● **Your objective**: Which lines of the records contain the word "item"? Copy each one.

++++ Extracted material ++++

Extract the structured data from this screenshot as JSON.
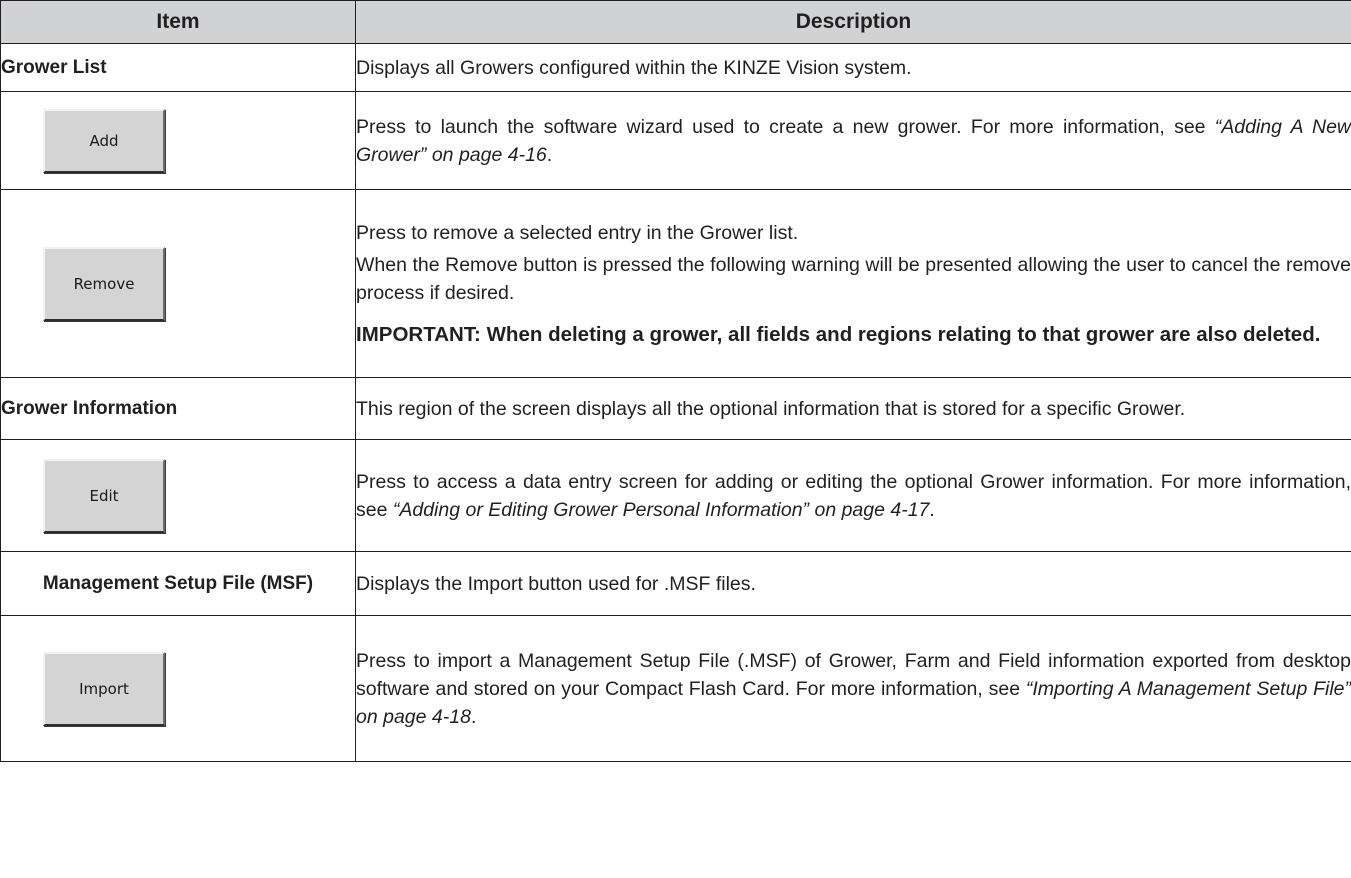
{
  "header": {
    "item": "Item",
    "description": "Description"
  },
  "rows": {
    "grower_list": {
      "item": "Grower List",
      "description": "Displays all Growers configured within the KINZE Vision system."
    },
    "add": {
      "button": "Add",
      "text": "Press to launch the software wizard used to create a new grower. For more information, see ",
      "ref": "“Adding A New Grower” on page 4-16",
      "end": "."
    },
    "remove": {
      "button": "Remove",
      "p1": "Press to remove a selected entry in the Grower list.",
      "p2": "When the Remove button is pressed the following warning will be presented allowing the user to cancel the remove process if desired.",
      "important": "IMPORTANT: When deleting a grower, all fields and regions relating to that grower are also deleted."
    },
    "grower_info": {
      "item": "Grower Information",
      "description": "This region of the screen displays all the optional information that is stored for a specific Grower."
    },
    "edit": {
      "button": "Edit",
      "text": "Press to access a data entry screen for adding or editing the optional Grower information. For more information, see ",
      "ref": "“Adding or Editing Grower Personal Information” on page 4-17",
      "end": "."
    },
    "msf": {
      "item": "Management Setup File (MSF)",
      "description": "Displays the Import button used for .MSF files."
    },
    "import": {
      "button": "Import",
      "text": "Press to import a Management Setup File (.MSF) of Grower, Farm and Field information exported from desktop software and stored on your Compact Flash Card. For more information, see ",
      "ref": "“Importing A Management Setup File” on page 4-18",
      "end": "."
    }
  }
}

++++

● **Finished task**:
    "item": "Item",
      "item": "Grower List",
      "item": "Grower Information",
      "item": "Management Setup File (MSF)",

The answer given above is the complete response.